A Healthy Blog

Massachusetts health care — wonky, with a healthy dose of reality

Schwarzenegger's Health Proposal: "Massachusetts on Steroids"

Schwarzenegger's Health Proposal: "Massachusetts on Steroids"

January 8, 2007

Credit to NPR's Julie Rovner for the "MA on steroids" one-liner. Click here for the NYT article on CA Gov. Arnold Schwarzenegger's universal health proposal. It's big, it's bold, it's risky -- and you've got to give the Governator credit for producing a plan that lives up to the advance hype.

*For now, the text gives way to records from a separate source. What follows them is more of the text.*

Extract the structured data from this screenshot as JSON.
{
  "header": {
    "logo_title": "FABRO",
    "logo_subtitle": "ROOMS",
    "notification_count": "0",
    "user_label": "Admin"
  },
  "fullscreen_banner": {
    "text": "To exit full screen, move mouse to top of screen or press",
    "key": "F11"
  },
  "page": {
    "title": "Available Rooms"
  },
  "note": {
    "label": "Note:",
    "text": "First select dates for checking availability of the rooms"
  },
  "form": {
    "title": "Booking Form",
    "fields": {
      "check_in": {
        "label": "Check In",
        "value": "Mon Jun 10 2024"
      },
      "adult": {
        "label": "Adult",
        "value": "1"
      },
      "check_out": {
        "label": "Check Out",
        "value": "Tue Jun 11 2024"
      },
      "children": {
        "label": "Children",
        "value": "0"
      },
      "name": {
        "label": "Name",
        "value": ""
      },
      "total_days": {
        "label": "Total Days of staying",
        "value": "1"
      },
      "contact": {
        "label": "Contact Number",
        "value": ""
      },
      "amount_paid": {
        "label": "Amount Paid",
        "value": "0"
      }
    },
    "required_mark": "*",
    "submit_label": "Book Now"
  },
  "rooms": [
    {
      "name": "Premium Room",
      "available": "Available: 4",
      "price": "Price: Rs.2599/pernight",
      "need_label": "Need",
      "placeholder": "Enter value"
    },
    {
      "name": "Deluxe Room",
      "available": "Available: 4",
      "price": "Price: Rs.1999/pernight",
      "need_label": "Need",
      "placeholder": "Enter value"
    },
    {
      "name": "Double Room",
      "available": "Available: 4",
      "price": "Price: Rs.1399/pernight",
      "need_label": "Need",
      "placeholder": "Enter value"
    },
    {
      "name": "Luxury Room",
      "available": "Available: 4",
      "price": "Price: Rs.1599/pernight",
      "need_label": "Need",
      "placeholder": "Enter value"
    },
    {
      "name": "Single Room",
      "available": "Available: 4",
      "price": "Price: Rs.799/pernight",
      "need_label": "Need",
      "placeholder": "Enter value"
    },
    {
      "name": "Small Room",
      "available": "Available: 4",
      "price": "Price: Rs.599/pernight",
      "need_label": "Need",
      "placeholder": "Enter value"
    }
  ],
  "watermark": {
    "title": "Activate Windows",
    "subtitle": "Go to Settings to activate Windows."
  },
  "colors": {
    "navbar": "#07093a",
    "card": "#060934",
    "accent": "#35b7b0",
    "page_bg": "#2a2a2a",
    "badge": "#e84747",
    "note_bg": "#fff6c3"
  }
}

This proposal delivers:

-- The plan aims to cover nearly all 6.5 million uninsured in California -- and, if enacted, might just do it.

-- All businesses with 10 or more employees that do not provide coverage would have to pay a 4% payroll tax to the State (the MA law requires a $295 annual contribution -- the House approved version would have required a 5-7% payroll tax on non-covering firms).

-- Insurers would no longer be able to write or deny coverage based on an individual's medical condition (MA outlawed such practices back in 1996).

-- All individuals would be required to purchase coverage, with significant subsidies to help lower income individuals pay for coverage. (Close to the MA version.)

-- Hospitals would be assessed 4% of revenues and physicians would be assessed 2% of revenue, and Medi-Cal providers would be given rate increases (the MA law gives significant MassHealth rate increases to hospitals and physicians, with no new assessment on others).

-- Everyone would be eligible for subsidies and assessments, including undocumented immigrants (in MA, only legal immigrants are eligible for new subsidized coverage).

In a word, wow.

How will an overwhelmingly Democratic legislature (which last year passed a single payer bill -- without financing -- which Schwarzenegger vetoed) react?

The Massachusetts law was constructed to provide benefits to everyone possible and minimal pain to anyone. The Schwarzenegger plan has something to alienate almost everyone -- business will hate the payroll tax; docs and hospitals will hate the assessments; many insurers will balk at a ban on medical underwriting; many consumers will balk at the individual mandate; progressives will claim it's way to stall single payer. Not a promising political recipe.

But give Arnold credit. Health reform is back in a big, audacious and gutsy way. No way this issue is going down quietly.